When news surfaced yesterday that Republican Gubernatorial candidate Catherine Templeton would be introducing former Trump strategist Steve Bannon at the Citadel this week, I was reminded of what I believe to be the most dangerous thing in politics today: when the sane act crazy to win elections.
This practice has been going on for decades. Richard Nixon wasn't as racist as his southern strategy. George H. W. Bush wasn't as racist as his Willie Horton ad. George W. Bush wasn't as socially conservative as his supporters. Donald Trump wouldn't know a Bible if it knocked him upside the head, though he claims its his favorite book in order to hold on to the evangelical vote.

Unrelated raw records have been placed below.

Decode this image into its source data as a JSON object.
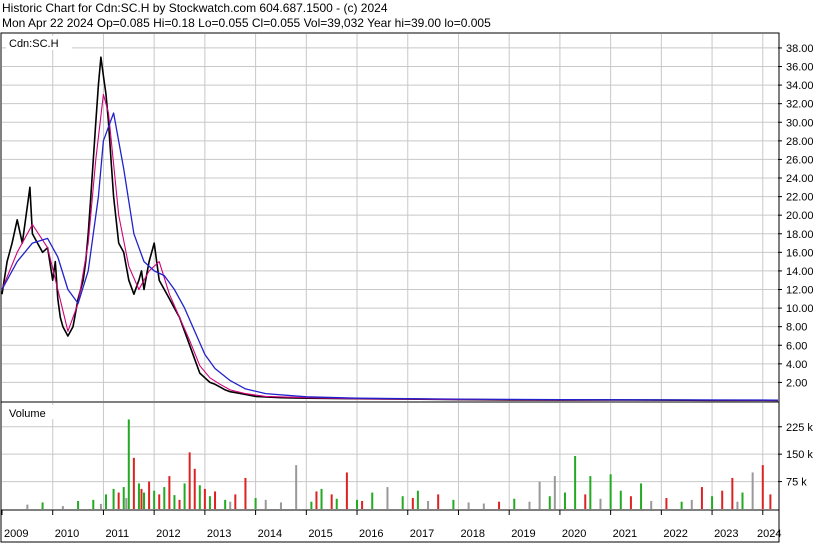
{
  "header": {
    "line1": "Historic Chart for Cdn:SC.H by Stockwatch.com 604.687.1500 - (c) 2024",
    "line2": "Mon Apr 22 2024   Op=0.085   Hi=0.18   Lo=0.055   Cl=0.055   Vol=39,032   Year hi=39.00   lo=0.005"
  },
  "colors": {
    "price": "#000000",
    "ma_short": "#d0007a",
    "ma_long": "#2222cc",
    "vol_up": "#22aa22",
    "vol_down": "#dd2222",
    "vol_flat": "#999999",
    "grid": "#c8c8c8"
  },
  "chart_data": [
    {
      "type": "line",
      "title": "Cdn:SC.H",
      "ylim": [
        0,
        39.5
      ],
      "yticks": [
        2,
        4,
        6,
        8,
        10,
        12,
        14,
        16,
        18,
        20,
        22,
        24,
        26,
        28,
        30,
        32,
        34,
        36,
        38
      ],
      "ytick_labels": [
        "2.00",
        "4.00",
        "6.00",
        "8.00",
        "10.00",
        "12.00",
        "14.00",
        "16.00",
        "18.00",
        "20.00",
        "22.00",
        "24.00",
        "26.00",
        "28.00",
        "30.00",
        "32.00",
        "34.00",
        "36.00",
        "38.00"
      ],
      "xlim": [
        2009.0,
        2024.3
      ],
      "grid": true,
      "series": [
        {
          "role": "price",
          "x": [
            2009.0,
            2009.1,
            2009.2,
            2009.3,
            2009.4,
            2009.5,
            2009.55,
            2009.6,
            2009.7,
            2009.8,
            2009.9,
            2010.0,
            2010.05,
            2010.1,
            2010.15,
            2010.2,
            2010.3,
            2010.4,
            2010.5,
            2010.6,
            2010.65,
            2010.7,
            2010.75,
            2010.8,
            2010.85,
            2010.9,
            2010.95,
            2011.0,
            2011.05,
            2011.1,
            2011.15,
            2011.2,
            2011.3,
            2011.4,
            2011.5,
            2011.6,
            2011.7,
            2011.75,
            2011.8,
            2011.85,
            2011.9,
            2012.0,
            2012.1,
            2012.2,
            2012.3,
            2012.4,
            2012.5,
            2012.6,
            2012.7,
            2012.8,
            2012.9,
            2013.0,
            2013.1,
            2013.2,
            2013.3,
            2013.4,
            2013.5,
            2013.6,
            2013.8,
            2014.0,
            2014.5,
            2015.0,
            2016.0,
            2017.0,
            2018.0,
            2019.0,
            2020.0,
            2021.0,
            2022.0,
            2023.0,
            2024.0,
            2024.3
          ],
          "values": [
            11.5,
            15.0,
            17.0,
            19.5,
            17.0,
            21.0,
            23.0,
            18.0,
            17.0,
            16.0,
            16.5,
            13.0,
            15.0,
            11.0,
            9.0,
            8.0,
            7.0,
            8.0,
            11.0,
            13.0,
            15.0,
            18.0,
            22.0,
            26.0,
            30.0,
            34.0,
            37.0,
            35.0,
            33.0,
            30.0,
            26.0,
            22.0,
            17.0,
            16.0,
            13.0,
            11.5,
            13.0,
            14.0,
            12.0,
            13.5,
            15.0,
            17.0,
            13.0,
            12.0,
            11.0,
            10.0,
            9.0,
            7.5,
            6.0,
            4.5,
            3.0,
            2.5,
            2.0,
            1.8,
            1.5,
            1.2,
            1.0,
            0.9,
            0.7,
            0.5,
            0.35,
            0.3,
            0.25,
            0.2,
            0.15,
            0.12,
            0.1,
            0.12,
            0.1,
            0.08,
            0.07,
            0.055
          ]
        },
        {
          "role": "ma_short",
          "x": [
            2009.0,
            2009.3,
            2009.6,
            2009.9,
            2010.1,
            2010.3,
            2010.5,
            2010.7,
            2010.85,
            2011.0,
            2011.1,
            2011.3,
            2011.5,
            2011.7,
            2011.9,
            2012.1,
            2012.3,
            2012.5,
            2012.7,
            2012.9,
            2013.1,
            2013.3,
            2013.5,
            2013.8,
            2014.2,
            2015.0,
            2016.0,
            2018.0,
            2020.0,
            2022.0,
            2024.3
          ],
          "values": [
            12.0,
            16.0,
            19.0,
            16.5,
            12.0,
            7.5,
            10.5,
            17.0,
            26.0,
            33.0,
            31.0,
            20.0,
            14.5,
            12.0,
            14.0,
            15.0,
            11.5,
            9.0,
            6.5,
            3.8,
            2.5,
            1.8,
            1.2,
            0.8,
            0.5,
            0.35,
            0.25,
            0.15,
            0.12,
            0.1,
            0.07
          ]
        },
        {
          "role": "ma_long",
          "x": [
            2009.0,
            2009.3,
            2009.6,
            2009.9,
            2010.1,
            2010.3,
            2010.5,
            2010.7,
            2010.9,
            2011.0,
            2011.2,
            2011.4,
            2011.6,
            2011.8,
            2012.0,
            2012.2,
            2012.4,
            2012.6,
            2012.8,
            2013.0,
            2013.2,
            2013.5,
            2013.8,
            2014.2,
            2015.0,
            2016.0,
            2018.0,
            2020.0,
            2022.0,
            2024.3
          ],
          "values": [
            12.0,
            15.0,
            17.0,
            17.5,
            15.5,
            12.0,
            10.5,
            14.0,
            22.0,
            28.0,
            31.0,
            25.0,
            18.0,
            15.0,
            14.0,
            13.5,
            12.0,
            10.0,
            7.5,
            5.0,
            3.5,
            2.2,
            1.3,
            0.8,
            0.45,
            0.3,
            0.2,
            0.15,
            0.12,
            0.1
          ]
        }
      ]
    },
    {
      "type": "bar",
      "title": "Volume",
      "ylim": [
        0,
        290
      ],
      "yticks": [
        75,
        150,
        225
      ],
      "ytick_labels": [
        "75 k",
        "150 k",
        "225 k"
      ],
      "xticks": [
        2009,
        2010,
        2011,
        2012,
        2013,
        2014,
        2015,
        2016,
        2017,
        2018,
        2019,
        2020,
        2021,
        2022,
        2023,
        2024
      ],
      "xtick_labels": [
        "2009",
        "2010",
        "2011",
        "2012",
        "2013",
        "2014",
        "2015",
        "2016",
        "2017",
        "2018",
        "2019",
        "2020",
        "2021",
        "2022",
        "2023",
        "2024"
      ],
      "units": "k",
      "series": [
        {
          "name": "Volume",
          "x": [
            2009.5,
            2009.8,
            2010.2,
            2010.5,
            2010.8,
            2010.95,
            2011.05,
            2011.2,
            2011.3,
            2011.4,
            2011.45,
            2011.5,
            2011.6,
            2011.7,
            2011.75,
            2011.8,
            2011.9,
            2012.0,
            2012.1,
            2012.2,
            2012.3,
            2012.4,
            2012.5,
            2012.6,
            2012.7,
            2012.8,
            2012.9,
            2013.0,
            2013.1,
            2013.2,
            2013.4,
            2013.5,
            2013.6,
            2013.8,
            2014.0,
            2014.2,
            2014.5,
            2014.8,
            2015.1,
            2015.2,
            2015.3,
            2015.5,
            2015.6,
            2015.8,
            2016.0,
            2016.1,
            2016.3,
            2016.6,
            2016.9,
            2017.1,
            2017.2,
            2017.4,
            2017.6,
            2017.9,
            2018.2,
            2018.5,
            2018.8,
            2019.1,
            2019.4,
            2019.6,
            2019.8,
            2019.9,
            2020.1,
            2020.3,
            2020.5,
            2020.6,
            2020.8,
            2021.0,
            2021.2,
            2021.4,
            2021.6,
            2021.8,
            2022.1,
            2022.4,
            2022.6,
            2022.8,
            2023.0,
            2023.2,
            2023.4,
            2023.5,
            2023.6,
            2023.8,
            2024.0,
            2024.15
          ],
          "values": [
            12,
            18,
            8,
            22,
            25,
            14,
            40,
            55,
            45,
            60,
            30,
            245,
            140,
            70,
            55,
            45,
            75,
            50,
            40,
            60,
            90,
            38,
            25,
            70,
            155,
            110,
            65,
            55,
            35,
            48,
            25,
            20,
            40,
            85,
            30,
            25,
            18,
            120,
            20,
            48,
            55,
            40,
            28,
            100,
            25,
            22,
            45,
            60,
            35,
            30,
            50,
            22,
            40,
            25,
            18,
            15,
            20,
            28,
            20,
            75,
            35,
            90,
            45,
            145,
            40,
            90,
            28,
            95,
            50,
            35,
            70,
            22,
            30,
            20,
            25,
            60,
            35,
            50,
            85,
            20,
            45,
            100,
            120,
            40
          ],
          "dir": [
            0,
            1,
            0,
            1,
            1,
            0,
            1,
            1,
            2,
            1,
            0,
            1,
            2,
            1,
            2,
            1,
            2,
            1,
            2,
            1,
            2,
            1,
            2,
            1,
            2,
            2,
            1,
            2,
            1,
            2,
            1,
            0,
            2,
            2,
            1,
            0,
            0,
            0,
            1,
            2,
            1,
            2,
            1,
            2,
            1,
            2,
            1,
            0,
            1,
            2,
            1,
            0,
            2,
            1,
            0,
            0,
            2,
            1,
            0,
            0,
            1,
            0,
            1,
            1,
            2,
            1,
            0,
            1,
            1,
            2,
            1,
            0,
            2,
            1,
            0,
            2,
            1,
            2,
            2,
            0,
            1,
            0,
            2,
            2
          ]
        }
      ]
    }
  ]
}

Nikki Haley knew Sarah Palin was a dingbat when she accepted her endorsement in the gubernatorial primary of 2010. But Palin was beloved by, well, crazy people. And crazy people vote! Especially in the GOP primary. And Voila! Haley won the primary over three much more experienced candidates just by actin' a lil' crazy!
And Henry McMaster stunned political observers in the state when he endorsed Donald Trump last year before anyone else. McMaster is a congenial career politician who has always shied away from controversial politics. So when he endorsed Donald Trump, people saw it for what it was - a political calculation. McMaster wanted to run for governor in 2018 and he knew his only path was by winning over the most conservative voters in the state. And those folks were Trump voters. McMaster didn't think Trump would ever be president, but he was willing to act a little crazy to get a second look from the voters he needed.
But Catherine Templeton's capitulation to crazy may take the cake. By all accounts, Catherine Templeton is a moderate, reasonable, establishment Republican. She's intelligent, educated and she's widely respected by folks across the political spectrum. She was one of those Republicans who supported Democrat Vincent Sheheen in 2010. Heck, she even endorsed Jeb Bush!
But now she's running for governor in a contested primary. Her opponents include a sitting governor who has Donald Trump is in corner, and the most conservative state senator in South Carolina with zero room to his right on social issues. Being reasonable and respected by the establishment in a Republican primary in 2017 is kind of like having six toes - people will just look at you funny. So Templeton's strategy has turned to - you guess it - actin' crazy.
She stunned her establishment friends earlier this summer by going up to Pickens County and professing her love for the Confederacy. Of the confederate flag, she said Dylann Roof "took our symbol and turned it into hate."
Wow. Pander to racists, much?
Her strategy here was clear. Say something semi-racist and have black folks and Democrats go crazy, and then point out to your fellow Republicans how mad you made black folks and Democrats. "Am I in the club yet?" she must have asked.
Almost, Catherine. Almost.
In a new effort to earn her Masters in Pandering to Racists, she's going 'all-in' on, of all people, Steve Bannon. Last week she described the Breitbart editor and former Trump strategist as "the voice for the rest of us."
Wait, what? The voice for the rest of whom? Wealthy, white female lawyers who live in Mt. Pleasant and love Jeb Bush?
It's nothing short of cringe-worthy to watch this otherwise respectable person shed all dignity and self-respect in a quest to earn votes.
Now she's reportedly going introduce Bannon when he speaks at the Citadel this week. Dozens of progressive groups have already announced their plans to protest Bannon's visit to the state's only military college.
But for Templeton? The more the merrier. She wants as much attention and outrage on this event as possible. She wants to be the target of Democratic ire. This race is less about who can win more votes as much as it is who can offend Democrats the most.
After Bannon's visit to the Citadel, Templeton will bask in the white nationalism while somehow tying the event to the military. She'll highlight the criticism she gets from Democrats, especially African-Americans, as some sort of victory. And hopefully, just hopefully, she can convince enough voters that she is the person to carry the torch for the butthurt white people who think their country ain't as white as it should be.
What's really frustrating about this whole strategy is the fact that it will probably be successful. McMaster has his own problems and Kevin Bryant has no money.
But make no mistake, if Templeton wins the primary, she'll transform back into the establishment Republican she's always been. She won't talk about the confederate flag or the confederacy. She won't ask Steve Bannon to come campaign for her. She'll likely distance herself from Donald Trump and hope people forget about her leap into white nationalism during the primary.
But at some point, voters and the press have to hold sane politicians accountable when they execute this dishonest and detestable strategy.
Because after all, we all know Catherine Templeton isn't crazy. She's just trying to win an election.
And that's the problem.